A number of governments, particularly in Latin America, have begun to recognise the rights of indigenous peoples and traditional communities to the lands on which they live. Recognition has often taken the form of constitutional provisions or laws that grant use rights in perpetuity or provide land titles. These provisions usually establish rights for multiple communities over a large territory, at a scale that may be ideal for promoting broader, ecosystem management approaches. At the same time, however, indigenous communities often do not have existing territorial governance structures at these scales. Nicaraguas North Atlantic Autonomous Region provides a rich setting in which to study issues of multilevel natural resource governance. In addition to the devolution policies that have created official indigenous territories, the central government has decentralised important powers over natural resources to the regional autonomous authority, while municipal authorities still exist but it is unclear what their role will be in the future. At the same time, however, the community scale is the one at which local people have traditionally managed resources. This paper examines these issues in light of efforts to establish democratic governance institutions at the territory level and argues that communities continue to lose out under multilevel governance regimes without concerted efforts to level the playing field. The findings are based on several years of research in the region, emerging research on newly titled territories and a six month training and dialogue with territory leaders, organised by a consortium of international and local NGOs.

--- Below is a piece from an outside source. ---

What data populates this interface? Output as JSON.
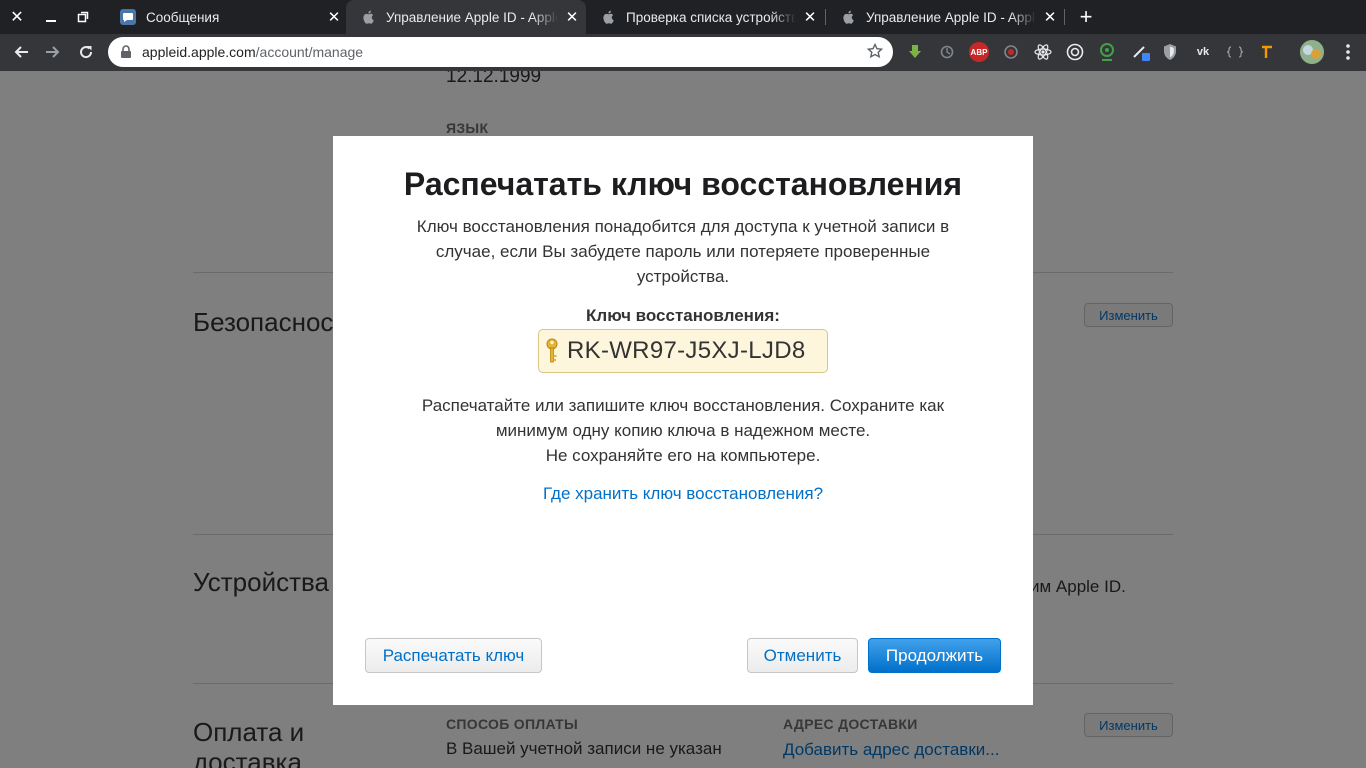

This paper discusses the relative importance of non-timber forest products (NTFPs) for rural households in Cameroon, Nigeria and Ghana. It aims to compare and contrast the significance of NTFPs for income generation in rainforest areas, both within and across these countries to draw out regional patterns in a wider ecological, social and political context. In doing so, we bring the added value of highlighting the different roles which NTFPs currently play, or might likely begin to play out, in wider landscapes. The contribution NTFPs make to rural livelihoods depends largely on the availability of forest resources and access to markets, as well as socio-economic variables including wealth, gender and migration status. The findings indicate that remote communities and poorer households rely more on NTFP-based income compared to more accessible communities and wealthier households. NTFPs are relatively unimportant as an income source for households in more accessible rural areas, where farm-related income dominates. These findings support the theory that NTFPs are an important component to rural livelihoods and make significant and timely income contributions to poor households. Furthermore, in times of economic and climatic uncertainty, NTFPs and the forest and agricultural landscapes within which they are found, make a significant contribution to the resilience of rural forest dwellers’ livelihoods.